A close friend of mine, who is a media CEO with close contacts in the ALP, has been telling me for months that the Government should and would build the National Broadband Network itself.
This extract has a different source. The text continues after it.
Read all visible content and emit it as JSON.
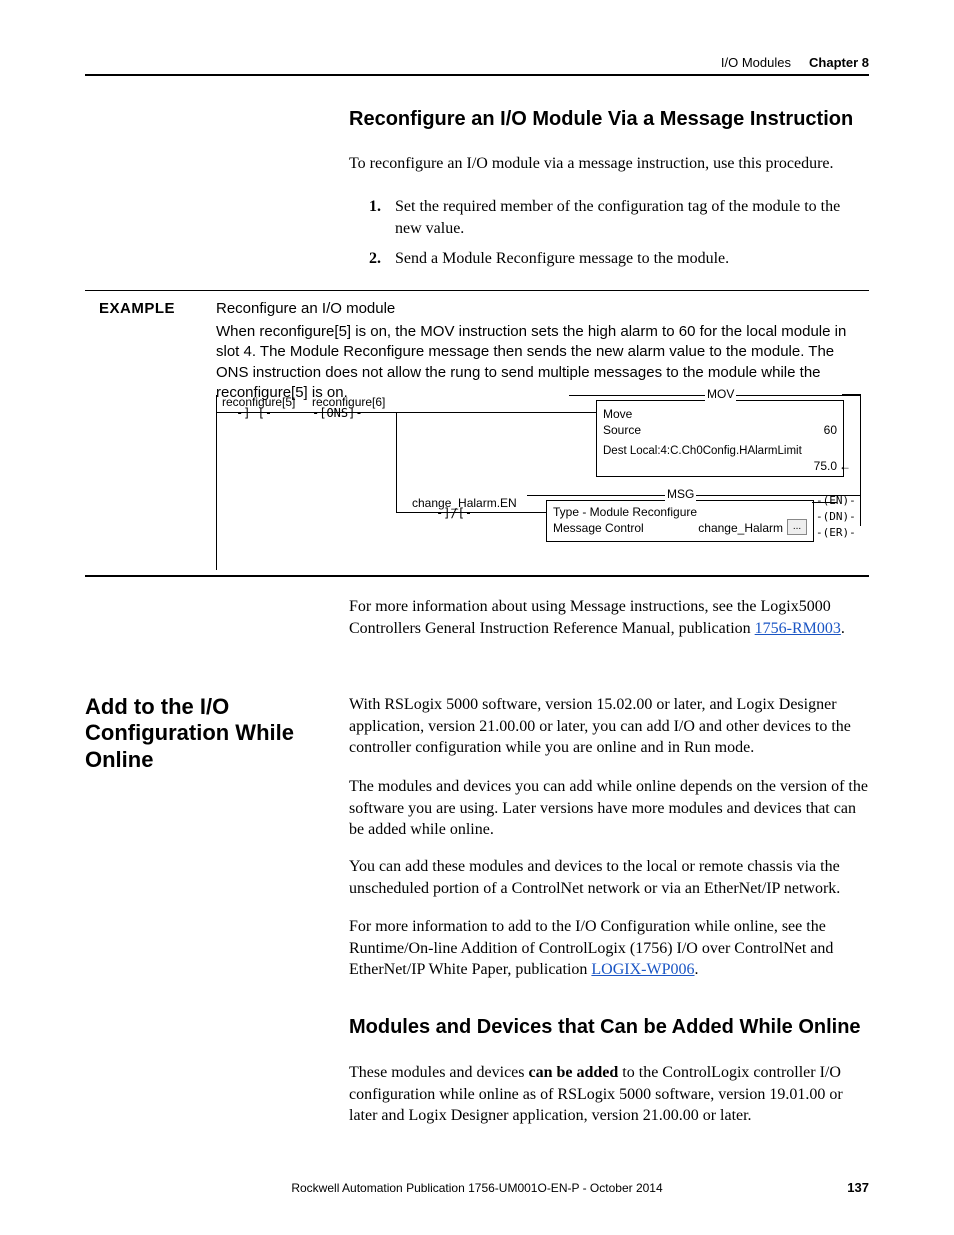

He then asked me to research the proposition.
We thought the parties that tendered for the NBN were unlikely to have the ability to fund the national roll out and that Telstra’s performance in stalling the release of ADSL2+, delaying their coaxial network upgrade, not building their own NBN and failing to satisfactorily tender for the Government’s was a device to protect market share and wasn’t in the national interest.
We came to the conclusion that the Australian Government should completely finance the roll out of the NBN to provide short term stimulus and job creation, competition, a national system, improved productivity and innovation, new industries and social benefits including:
- Spur job creation in the short term by rolling out a major national infrastructure project creating a multiplier effect on suppliers and an induced effect from the spending of the newly employed
- To make Australia internationally competitive
- With the leaders in countries such as South Korea and Japan and to take advantage of the broadband lessons learned in those countries.
- Despite being the world leader in computers and IT the US is a laggard in broadband similar to Australia but President Obama has already announced his support for the roll out of a high speed broadband system in the US. The ITIF in the US have published a report, The Digital Road to Recovery: A Stimulus Plan to Create Jobs, Boost Productivity and Revitalise America.
- In the UK NESTA has argued for a super-fast broadband and Lord Carter’s report titled Digital Britain to the UK Government to secure the UK’s place at the forefront of innovation, investment and quality in the digital and communications economies.
Undoubtedly, high speed broadband will lead to greater productivity and community services but the huge leap in faith is whether it means Australia will create new industries and become more internationally competitive.
I recently asked Senator Conroy whether he believed that high speed broadband could bring a similar quantum leap to the world as the steam engine or electricity and create whole new industries in which Australia could be a leader.
It looks as though the Rudd Government has taken that leap of faith.